|The muskrat, Ondatra zibethicus.|
I watched the muskrat collect leaves and grass from the bank and carry them to the water, stop to rearrange the load just right in its mouth, paddle a short distance, and then disappear underwater. It resurfaced after a while and went on shore for another load. It did this for an hour and was still working when I left.
The muskrat is a rodent, but not technically a rat. It does smell "musky" and marks its territory with oil produced by musk glands near the base of its tail. Muskrats are one to two feet long from nose to tail tip; half of that length is tail. They weigh from about a pound and a half to four pounds.
Their tails are flattened vertically (opposite of the famous beaver tail shape). The muskrats waves its tail from side to side to propel itself forward through water.
|The muskrat paddles its tail from side to side.|
You know how we always hear about invasive animal pests that have been introduced to the America from Europe like pigeons, starlings, and house sparrows? The muskrat is just the opposite; it is a native American species that has invaded Europe! Muskrats were deliberately introduced to Czechoslovakia and a few other places in the early 1900s to try to establish a population to hunt for fur. One early report describes feeding the founder muskrats on carrots and potatoes.

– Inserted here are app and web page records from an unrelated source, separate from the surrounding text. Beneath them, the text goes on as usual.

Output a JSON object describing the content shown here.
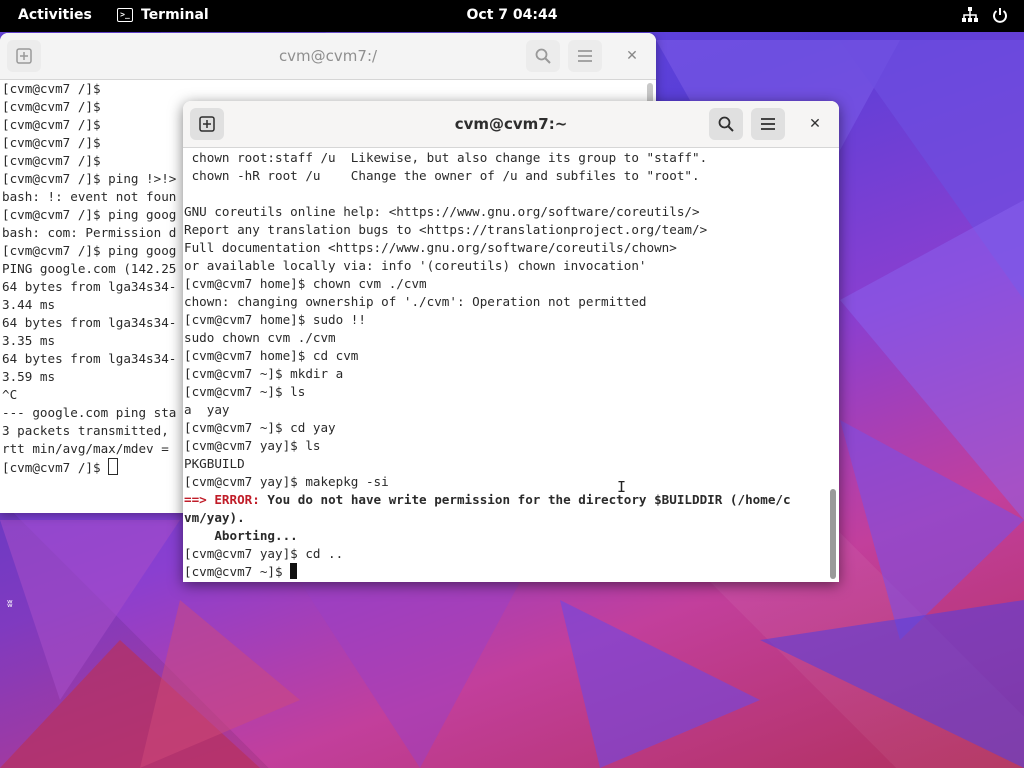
{
  "topbar": {
    "activities": "Activities",
    "app_name": "Terminal",
    "app_icon": "terminal-icon",
    "clock": "Oct 7  04:44",
    "tray_icons": [
      "network-icon",
      "power-icon"
    ]
  },
  "back_window": {
    "title": "cvm@cvm7:/",
    "lines": [
      "[cvm@cvm7 /]$",
      "[cvm@cvm7 /]$",
      "[cvm@cvm7 /]$",
      "[cvm@cvm7 /]$",
      "[cvm@cvm7 /]$",
      "[cvm@cvm7 /]$ ping !>!>",
      "bash: !: event not foun",
      "[cvm@cvm7 /]$ ping goog",
      "bash: com: Permission d",
      "[cvm@cvm7 /]$ ping goog",
      "PING google.com (142.25",
      "64 bytes from lga34s34-",
      "3.44 ms",
      "64 bytes from lga34s34-",
      "3.35 ms",
      "64 bytes from lga34s34-",
      "3.59 ms",
      "^C",
      "--- google.com ping sta",
      "3 packets transmitted,",
      "rtt min/avg/max/mdev =",
      "[cvm@cvm7 /]$ "
    ]
  },
  "front_window": {
    "title": "cvm@cvm7:~",
    "lines": [
      " chown root:staff /u  Likewise, but also change its group to \"staff\".",
      " chown -hR root /u    Change the owner of /u and subfiles to \"root\".",
      "",
      "GNU coreutils online help: <https://www.gnu.org/software/coreutils/>",
      "Report any translation bugs to <https://translationproject.org/team/>",
      "Full documentation <https://www.gnu.org/software/coreutils/chown>",
      "or available locally via: info '(coreutils) chown invocation'",
      "[cvm@cvm7 home]$ chown cvm ./cvm",
      "chown: changing ownership of './cvm': Operation not permitted",
      "[cvm@cvm7 home]$ sudo !!",
      "sudo chown cvm ./cvm",
      "[cvm@cvm7 home]$ cd cvm",
      "[cvm@cvm7 ~]$ mkdir a",
      "[cvm@cvm7 ~]$ ls",
      "a  yay",
      "[cvm@cvm7 ~]$ cd yay",
      "[cvm@cvm7 yay]$ ls",
      "PKGBUILD",
      "[cvm@cvm7 yay]$ makepkg -si"
    ],
    "error_prefix": "==> ERROR:",
    "error_text": " You do not have write permission for the directory $BUILDDIR (/home/c",
    "error_cont": "vm/yay).",
    "aborting": "    Aborting...",
    "after_lines": [
      "[cvm@cvm7 yay]$ cd .."
    ],
    "prompt": "[cvm@cvm7 ~]$ "
  },
  "desktop": {
    "mark": "ʬ"
  }
}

The muskrats thrived and spread through Europe before their bad habits were discovered. Muskrats can weaken earthen banks and levees by burrowing. They contribute to floods, undermine embankments, and disturb fishing nets. They can go inland from waterways near agricultural fields and eat the roots and soft tasty tips of growing crops. Muskrats are now digging up banks and causing problems throughout continental Western Europe.
One of my favorite bits of gossip about muskrats is their history with Michigan Catholics. Although muskrats have traditionally been trapped for food in other parts of the country, they have a special status in Michigan. They were historically eaten on Fridays when church rules prohibited the consumption of meat. Although the origins of the custom seem to be lost in time, and the church has no record of any official dispensation for Michigan muskrat, the tradition is firmly established. It is echoed to this day in fire houses and VFW halls where feasts of muskrat are served with mashed potatoes and creamed corn. And there are still a few diners in Michigan that serve up a muskrat special. For a little more of that peculiar history from the Catholic News Service, click here.